● **Your objective**: In the data below, how many lines include the string "make"? Give only the number.

━━━━━ Raw data ━━━━━

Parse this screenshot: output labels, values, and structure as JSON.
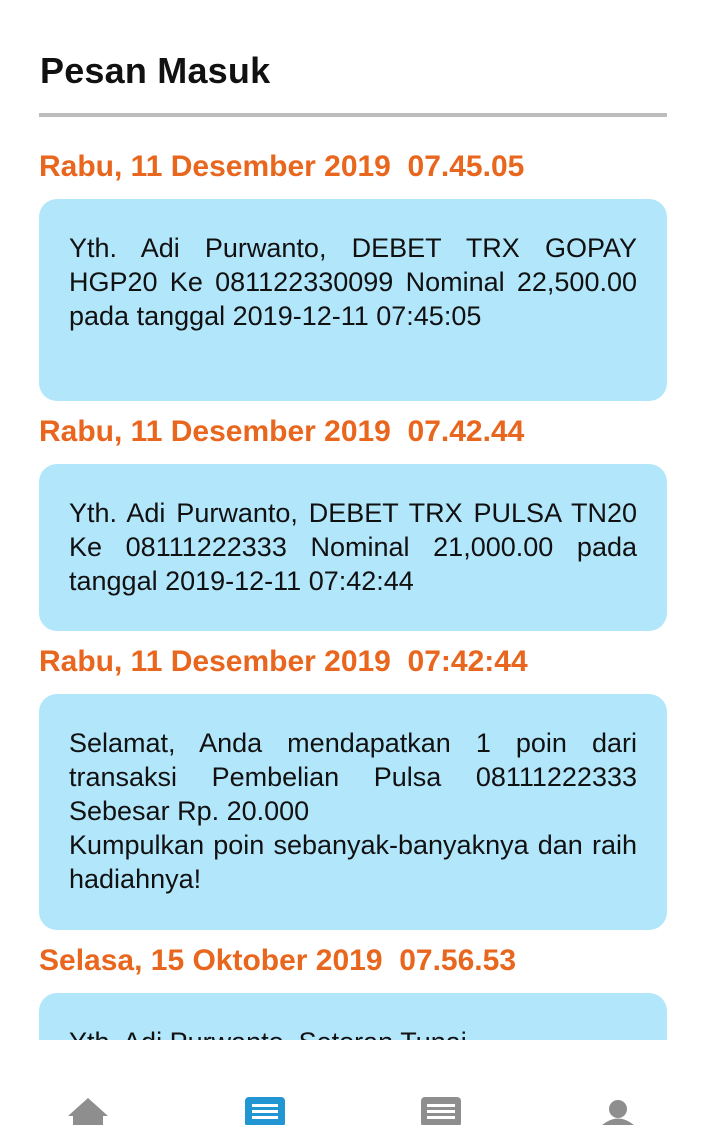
{
  "header": {
    "title": "Pesan Masuk"
  },
  "messages": [
    {
      "date": "Rabu, 11 Desember 2019  07.45.05",
      "text": "Yth. Adi Purwanto, DEBET TRX GOPAY HGP20 Ke 081122330099 Nominal 22,500.00 pada tanggal 2019-12-11 07:45:05"
    },
    {
      "date": "Rabu, 11 Desember 2019  07.42.44",
      "text": "Yth. Adi Purwanto, DEBET TRX PULSA TN20 Ke 08111222333 Nominal 21,000.00 pada tanggal 2019-12-11 07:42:44"
    },
    {
      "date": "Rabu, 11 Desember 2019  07:42:44",
      "text": "Selamat, Anda mendapatkan 1 poin dari transaksi Pembelian Pulsa 08111222333 Sebesar Rp. 20.000\nKumpulkan poin sebanyak-banyaknya dan raih hadiahnya!"
    },
    {
      "date": "Selasa, 15 Oktober 2019  07.56.53",
      "text": "Yth. Adi Purwanto, Setoran Tunai"
    }
  ],
  "bottom_nav": {
    "items": [
      {
        "icon": "home-icon",
        "active": false
      },
      {
        "icon": "inbox-icon",
        "active": true
      },
      {
        "icon": "history-icon",
        "active": false
      },
      {
        "icon": "profile-icon",
        "active": false
      }
    ],
    "active_color": "#2196d3",
    "inactive_color": "#8e8e8e"
  },
  "colors": {
    "date_accent": "#e8661d",
    "bubble_background": "#b2e6fb",
    "divider": "#bdbdbd"
  }
}
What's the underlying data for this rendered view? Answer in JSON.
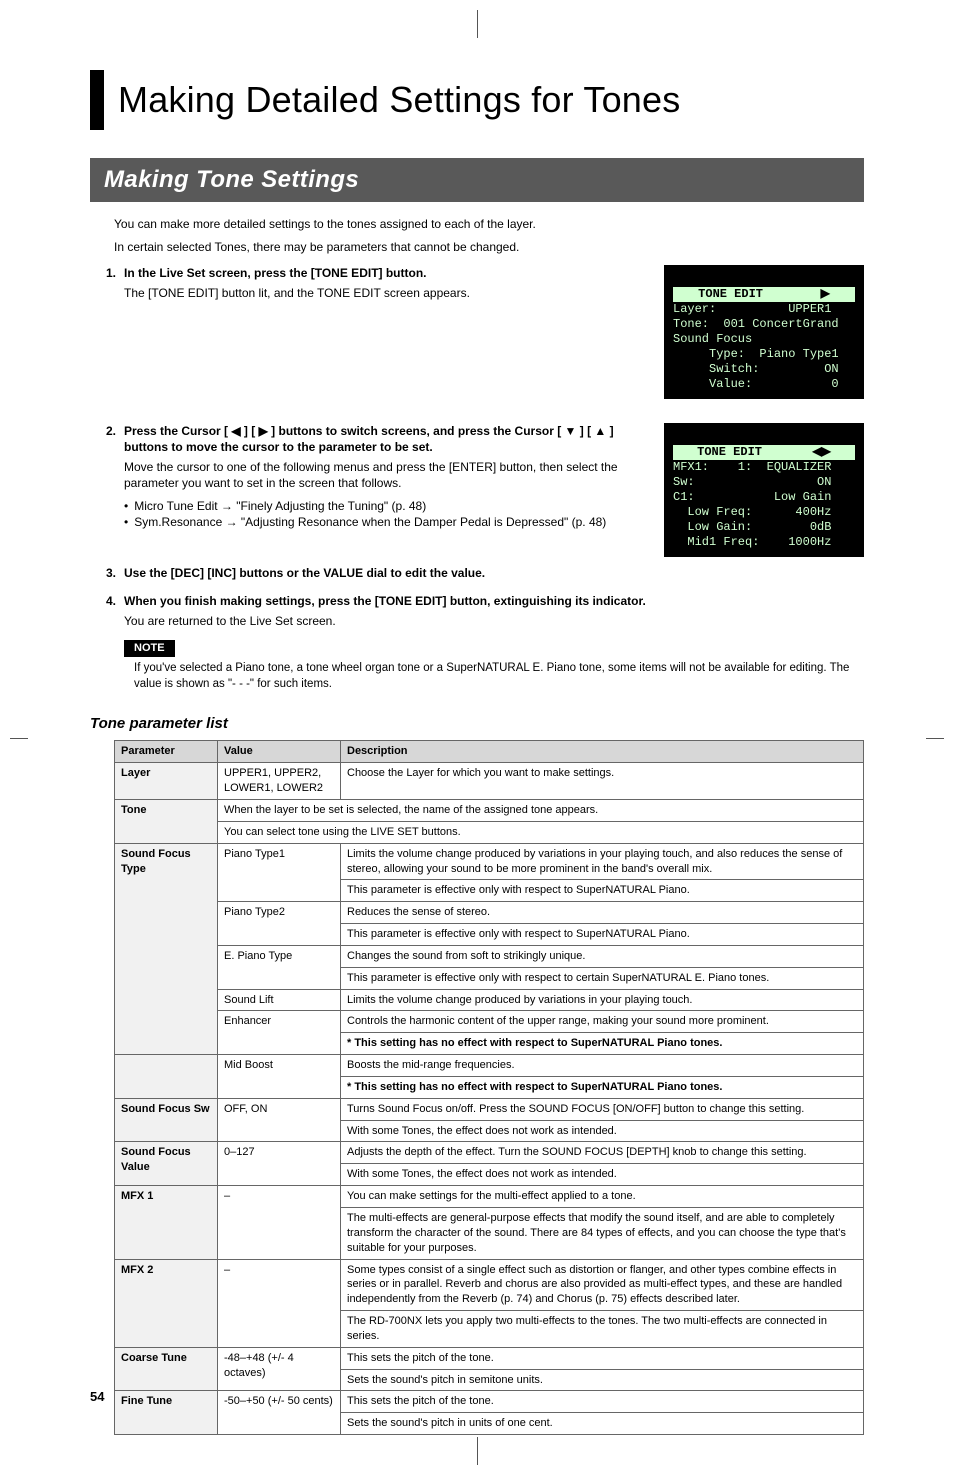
{
  "page_number": "54",
  "title": "Making Detailed Settings for Tones",
  "section_heading": "Making Tone Settings",
  "intro": [
    "You can make more detailed settings to the tones assigned to each of the layer.",
    "In certain selected Tones, there may be parameters that cannot be changed."
  ],
  "steps": [
    {
      "num": "1.",
      "head": "In the Live Set screen, press the [TONE EDIT] button.",
      "body": "The [TONE EDIT] button lit, and the TONE EDIT screen appears."
    },
    {
      "num": "2.",
      "head": "Press the Cursor [ ◀ ] [ ▶ ] buttons to switch screens, and press the Cursor [ ▼ ] [ ▲ ] buttons to move the cursor to the parameter to be set.",
      "body": "Move the cursor to one of the following menus and press the [ENTER] button, then select the parameter you want to set in the screen that follows.",
      "bullets": [
        "Micro Tune Edit → \"Finely Adjusting the Tuning\" (p. 48)",
        "Sym.Resonance → \"Adjusting Resonance when the Damper Pedal is Depressed\" (p. 48)"
      ]
    },
    {
      "num": "3.",
      "head": "Use the [DEC] [INC] buttons or the VALUE dial to edit the value."
    },
    {
      "num": "4.",
      "head": "When you finish making settings, press the [TONE EDIT] button, extinguishing its indicator.",
      "body": "You are returned to the Live Set screen."
    }
  ],
  "note_label": "NOTE",
  "note_text": "If you've selected a Piano tone, a tone wheel organ tone or a SuperNATURAL E. Piano tone, some items will not be available for editing. The value is shown as \"- - -\" for such items.",
  "subhead": "Tone parameter list",
  "table": {
    "headers": [
      "Parameter",
      "Value",
      "Description"
    ],
    "rows": [
      {
        "param": "Layer",
        "value": "UPPER1, UPPER2, LOWER1, LOWER2",
        "desc": [
          "Choose the Layer for which you want to make settings."
        ]
      },
      {
        "param": "Tone",
        "value_colspan_desc": [
          "When the layer to be set is selected, the name of the assigned tone appears.",
          "You can select tone using the LIVE SET buttons."
        ]
      },
      {
        "param": "Sound Focus Type",
        "sub": [
          {
            "v": "Piano Type1",
            "d": [
              "Limits the volume change produced by variations in your playing touch, and also reduces the sense of stereo, allowing your sound to be more prominent in the band's overall mix.",
              "This parameter is effective only with respect to SuperNATURAL Piano."
            ]
          },
          {
            "v": "Piano Type2",
            "d": [
              "Reduces the sense of stereo.",
              "This parameter is effective only with respect to SuperNATURAL Piano."
            ]
          },
          {
            "v": "E. Piano Type",
            "d": [
              "Changes the sound from soft to strikingly unique.",
              "This parameter is effective only with respect to certain SuperNATURAL E. Piano tones."
            ]
          },
          {
            "v": "Sound Lift",
            "d": [
              "Limits the volume change produced by variations in your playing touch."
            ]
          },
          {
            "v": "Enhancer",
            "d": [
              "Controls the harmonic content of the upper range, making your sound more prominent.",
              "*  This setting has no effect with respect to SuperNATURAL Piano tones."
            ]
          },
          {
            "v": "Mid Boost",
            "d": [
              "Boosts the mid-range frequencies.",
              "*  This setting has no effect with respect to SuperNATURAL Piano tones."
            ]
          }
        ]
      },
      {
        "param": "Sound Focus Sw",
        "value": "OFF, ON",
        "desc": [
          "Turns Sound Focus on/off. Press the SOUND FOCUS [ON/OFF] button to change this setting.",
          "With some Tones, the effect does not work as intended."
        ]
      },
      {
        "param": "Sound Focus Value",
        "value": "0–127",
        "desc": [
          "Adjusts the depth of the effect. Turn the SOUND FOCUS [DEPTH] knob to change this setting.",
          "With some Tones, the effect does not work as intended."
        ]
      },
      {
        "param": "MFX 1",
        "value": "–",
        "desc": [
          "You can make settings for the multi-effect applied to a tone.",
          "The multi-effects are general-purpose effects that modify the sound itself, and are able to completely transform the character of the sound. There are 84 types of effects, and you can choose the type that's suitable for your purposes."
        ]
      },
      {
        "param": "MFX 2",
        "value": "–",
        "desc": [
          "Some types consist of a single effect such as distortion or flanger, and other types combine effects in series or in parallel. Reverb and chorus are also provided as multi-effect types, and these are handled independently from the Reverb (p. 74) and Chorus (p. 75) effects described later.",
          "The RD-700NX lets you apply two multi-effects to the tones. The two multi-effects are connected in series."
        ]
      },
      {
        "param": "Coarse Tune",
        "value": "-48–+48 (+/- 4 octaves)",
        "desc": [
          "This sets the pitch of the tone.",
          "Sets the sound's pitch in semitone units."
        ]
      },
      {
        "param": "Fine Tune",
        "value": "-50–+50 (+/- 50 cents)",
        "desc": [
          "This sets the pitch of the tone.",
          "Sets the sound's pitch in units of one cent."
        ]
      }
    ]
  },
  "lcd1": {
    "title": "TONE EDIT        ▶",
    "lines": [
      "Layer:          UPPER1",
      "Tone:  001 ConcertGrand",
      "Sound Focus",
      "     Type:  Piano Type1",
      "     Switch:         ON",
      "     Value:           0"
    ]
  },
  "lcd2": {
    "title": "TONE EDIT       ◀▶",
    "lines": [
      "MFX1:    1:  EQUALIZER",
      "Sw:                 ON",
      "C1:           Low Gain",
      "  Low Freq:      400Hz",
      "  Low Gain:        0dB",
      "  Mid1 Freq:    1000Hz"
    ]
  }
}
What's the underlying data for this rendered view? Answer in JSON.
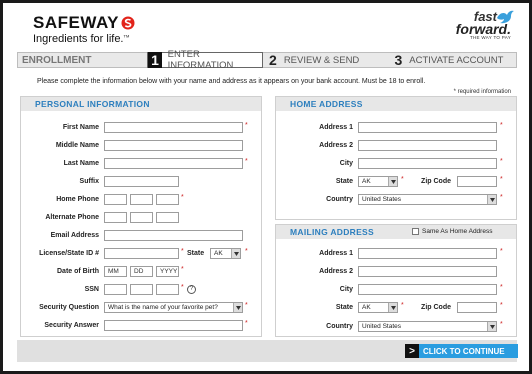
{
  "brand": {
    "name": "SAFEWAY",
    "tagline": "Ingredients for life.",
    "tm": "TM"
  },
  "fastforward": {
    "line1": "fast",
    "line2": "forward.",
    "line3": "THE WAY TO PAY"
  },
  "steps": {
    "s1": "ENROLLMENT",
    "s2_num": "1",
    "s2": "ENTER INFORMATION",
    "s3_num": "2",
    "s3": "REVIEW & SEND",
    "s4_num": "3",
    "s4": "ACTIVATE ACCOUNT"
  },
  "intro": "Please complete the information below with your name and address as it appears on your bank account. Must be 18 to enroll.",
  "required_note": "* required information",
  "personal": {
    "title": "PERSONAL INFORMATION",
    "first_name": "First Name",
    "middle_name": "Middle Name",
    "last_name": "Last Name",
    "suffix": "Suffix",
    "home_phone": "Home Phone",
    "alt_phone": "Alternate Phone",
    "email": "Email Address",
    "license": "License/State ID #",
    "state_label": "State",
    "state_value": "AK",
    "dob": "Date of Birth",
    "dob_mm": "MM",
    "dob_dd": "DD",
    "dob_yyyy": "YYYY",
    "ssn": "SSN",
    "help": "?",
    "security_q": "Security Question",
    "security_q_value": "What is the name of your favorite pet?",
    "security_a": "Security Answer"
  },
  "home": {
    "title": "HOME ADDRESS",
    "address1": "Address 1",
    "address2": "Address 2",
    "city": "City",
    "state": "State",
    "state_value": "AK",
    "zip": "Zip Code",
    "country": "Country",
    "country_value": "United States"
  },
  "mailing": {
    "title": "MAILING ADDRESS",
    "same_as_home": "Same As Home Address",
    "address1": "Address 1",
    "address2": "Address 2",
    "city": "City",
    "state": "State",
    "state_value": "AK",
    "zip": "Zip Code",
    "country": "Country",
    "country_value": "United States"
  },
  "cta": {
    "label": "CLICK TO CONTINUE",
    "arrow": ">"
  },
  "star": "*",
  "icons": {
    "dropdown": "chevron-down-icon"
  },
  "colors": {
    "accent": "#2d7fbe",
    "cta": "#2a9de0",
    "required": "#cc1f1f"
  }
}
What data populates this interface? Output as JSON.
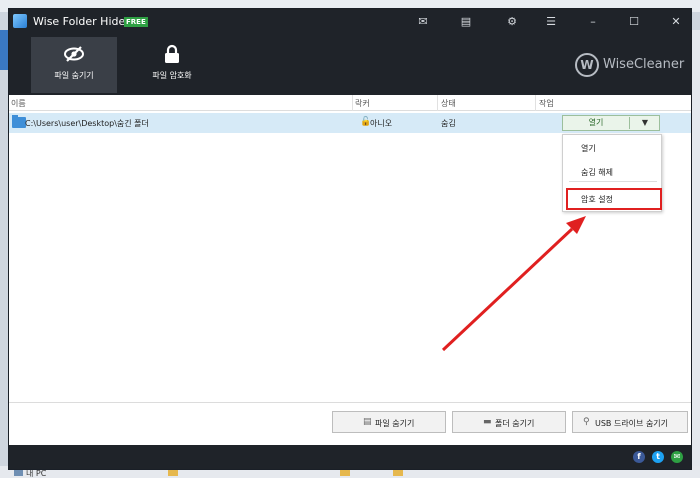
{
  "app": {
    "title": "Wise Folder Hider",
    "badge": "FREE"
  },
  "toolbar": {
    "tabs": [
      {
        "label": "파일 숨기기",
        "icon": "eye-slash-icon"
      },
      {
        "label": "파일 암호화",
        "icon": "lock-icon"
      }
    ],
    "brand": "WiseCleaner"
  },
  "list": {
    "headers": {
      "name": "이름",
      "lock": "락커",
      "status": "상태",
      "action": "작업"
    },
    "rows": [
      {
        "path": "C:\\Users\\user\\Desktop\\숨긴 폴더",
        "lock": "아니오",
        "status": "숨김",
        "action": "열기",
        "dropdown": "▼"
      }
    ]
  },
  "dropdown": {
    "items": [
      "열기",
      "숨김 해제",
      "암호 설정"
    ]
  },
  "buttons": {
    "hide_file": "파일 숨기기",
    "hide_folder": "폴더 숨기기",
    "hide_usb": "USB 드라이브 숨기기"
  },
  "desktop": {
    "taskbar_label": "내 PC"
  },
  "colors": {
    "dark": "#1f2329",
    "accent": "#e02020",
    "row_select": "#d6eaf7",
    "free": "#2ea043"
  }
}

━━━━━

● **Solution for this task**: 3